What Needs to be Proven in a Virginia Truck Accident Claim

Typically what you need to prove in a truck accident claim is that the defendant driver failed to use ordinary care in driving and caused an accident, which resulted in damages to the injured person. You need to show:

  • A duty owed by the driver
  • A breach of that duty
  • That the injured person suffered damages
  • That those damages were caused by the defendant’s breach of their duty

Duty, breach, causation, and damages are the basic elements of negligence. So, the duty is what we talked about previously the duty to exercise ordinary care. You’ve got to exercise ordinary care and that’s ordinary care under the circumstances.

Difference Between Liability For Cars and Trucks

What’s required of a driver of a truck that’s carrying a big load might be a little bit different than what’s required of somebody who’s driving a Volkswagen Beetle. For instance, that Beetle can stop a lot faster and requires less ground to do so. However, just because one vehicle is a lot bigger and needs more space to stop doesn’t mean that the truck driver gets a break because it’s just harder to stop their truck, they need to be more vigilant and make sure that they can stop their truck in time. You need to be able to prove those four elements of negligence in most cases. Now, if you’re pursuing a different cause of action, the elements change, but typically that’s what you need to prove in any auto accident case.

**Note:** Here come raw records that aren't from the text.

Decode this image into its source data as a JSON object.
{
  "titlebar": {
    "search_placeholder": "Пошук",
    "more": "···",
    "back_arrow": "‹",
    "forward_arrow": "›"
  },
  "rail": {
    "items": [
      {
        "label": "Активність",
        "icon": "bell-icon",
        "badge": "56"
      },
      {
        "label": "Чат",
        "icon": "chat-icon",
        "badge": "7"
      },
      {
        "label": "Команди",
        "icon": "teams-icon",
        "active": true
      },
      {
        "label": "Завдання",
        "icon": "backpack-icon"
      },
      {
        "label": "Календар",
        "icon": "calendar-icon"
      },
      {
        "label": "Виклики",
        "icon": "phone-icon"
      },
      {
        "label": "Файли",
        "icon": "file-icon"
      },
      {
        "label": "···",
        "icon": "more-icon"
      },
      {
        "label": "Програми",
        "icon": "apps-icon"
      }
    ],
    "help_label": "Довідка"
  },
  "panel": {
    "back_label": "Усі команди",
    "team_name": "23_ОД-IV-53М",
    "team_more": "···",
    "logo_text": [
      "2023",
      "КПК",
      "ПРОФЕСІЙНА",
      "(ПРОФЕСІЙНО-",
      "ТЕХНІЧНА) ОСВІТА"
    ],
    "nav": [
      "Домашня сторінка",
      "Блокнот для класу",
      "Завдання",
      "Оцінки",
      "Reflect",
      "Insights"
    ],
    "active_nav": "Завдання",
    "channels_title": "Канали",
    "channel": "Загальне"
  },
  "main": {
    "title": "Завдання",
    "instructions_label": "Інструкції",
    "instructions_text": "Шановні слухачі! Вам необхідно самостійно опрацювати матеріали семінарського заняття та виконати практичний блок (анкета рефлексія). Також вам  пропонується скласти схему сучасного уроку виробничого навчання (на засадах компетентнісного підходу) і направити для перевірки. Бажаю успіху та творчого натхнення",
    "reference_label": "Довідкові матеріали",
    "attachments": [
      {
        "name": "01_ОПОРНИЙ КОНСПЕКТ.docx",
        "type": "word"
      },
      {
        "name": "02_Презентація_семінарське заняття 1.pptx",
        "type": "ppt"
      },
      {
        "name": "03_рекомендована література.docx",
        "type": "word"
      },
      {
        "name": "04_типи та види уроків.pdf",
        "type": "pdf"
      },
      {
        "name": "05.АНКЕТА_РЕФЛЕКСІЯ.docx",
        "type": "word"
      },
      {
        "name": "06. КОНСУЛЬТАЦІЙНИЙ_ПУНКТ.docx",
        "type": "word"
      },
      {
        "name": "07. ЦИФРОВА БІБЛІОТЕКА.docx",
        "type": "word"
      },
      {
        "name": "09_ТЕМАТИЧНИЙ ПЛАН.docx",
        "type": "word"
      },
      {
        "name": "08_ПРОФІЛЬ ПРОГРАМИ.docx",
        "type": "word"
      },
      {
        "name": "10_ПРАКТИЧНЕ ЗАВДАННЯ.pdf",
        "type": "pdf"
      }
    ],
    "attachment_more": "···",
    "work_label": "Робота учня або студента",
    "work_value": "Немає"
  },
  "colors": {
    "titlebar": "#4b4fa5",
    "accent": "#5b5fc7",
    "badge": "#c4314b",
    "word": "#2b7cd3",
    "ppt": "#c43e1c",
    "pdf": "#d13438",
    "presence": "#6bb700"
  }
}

Liability of Employer in Truck Accident Cases

Another thing that comes up with truck accident cases is the issue of liability as it relates to the employer or some other corporate entity. Usually there you‘re going to have to show that the driver was acting in the scope and course of their employment. So, if a delivery driver is out on the road and they drive a block out of the way to get a cup of coffee, that’s most – much more likely to be treated at still within the scope and course of their employment even though they went a little bit out of the way, as opposed to if they drive and make a delivery and then drive five miles out of the way to go see a buddy in prison and then they come back to the highway. That one is not going to be found to be in the scope and course of employment.

Those are extreme examples to kind of show the contrast there, but that’s definitely something important to consider if you’re trying to hold the employer vicariously liable through respondeat superior, what it’s called in Virginia, the employment or agency relationship is vital to proving the liability of the principal or the employer or company. A lot of other states simply call it vicarious liability, but the important thing is if that’s what you’re trying to show, that a company or employer should be responsible for the negligence of their employees, you need to be able to show that the person who was negligent, the employee, was acting for the most part in furtherance of their employer’s interests, doing the job they were hired to do.

How to Determine Employer Liability

The scope and course of the employment boils down to the basic question of whether the employee was acting for their employer, which can include questions of whether the employer retained any right of control over the employee, whether the employee was acting for their own benefit of that of their employer, whether they were using their authority and their position to gain specific access to a victim or to a means to commit a crime or something like that. Every case is different, you need to go through different factual analyses to establish this, but in trucking cases it is usually more straightforward than some of the factors just mentioned.

Those are basically the things you would need to show to prove a trucking case, to prove the elements of negligence and be able to prove that if you’re trying to pursue damages through a theory of respondent superior you basically have to show that the driver was acting in the scope and course of their employment at the time of the collision.

What Are Some Common Mistakes People Make in Truck Accident Claims?

Delaying seeking treatment, having gaps in treatment, failing to follow their doctor’s orders, failing to show up for appointments, all those things are going to be harmful to your case. Especially in trucking cases if you give a recorded statement, that’s’ really usually going to be harmful if you give a recorded statement to the other party’s insurance carrier.

Some of the other mistakes that people make are they fail to take down information about the people involved and vehicle status as far who the vehicle purports to be owned by or operated by and who the actual driver is because a lot of the time a driver will be working for a company that leases the trucks to some other company that works for a company and is carrying a load for somebody else or something like that and it gets very complex very quickly with lots of different entities potentially being responsible. And the more info you can get as early as possible, the better chance you’re going to have in prevailing in claims against all of the at-fault parties.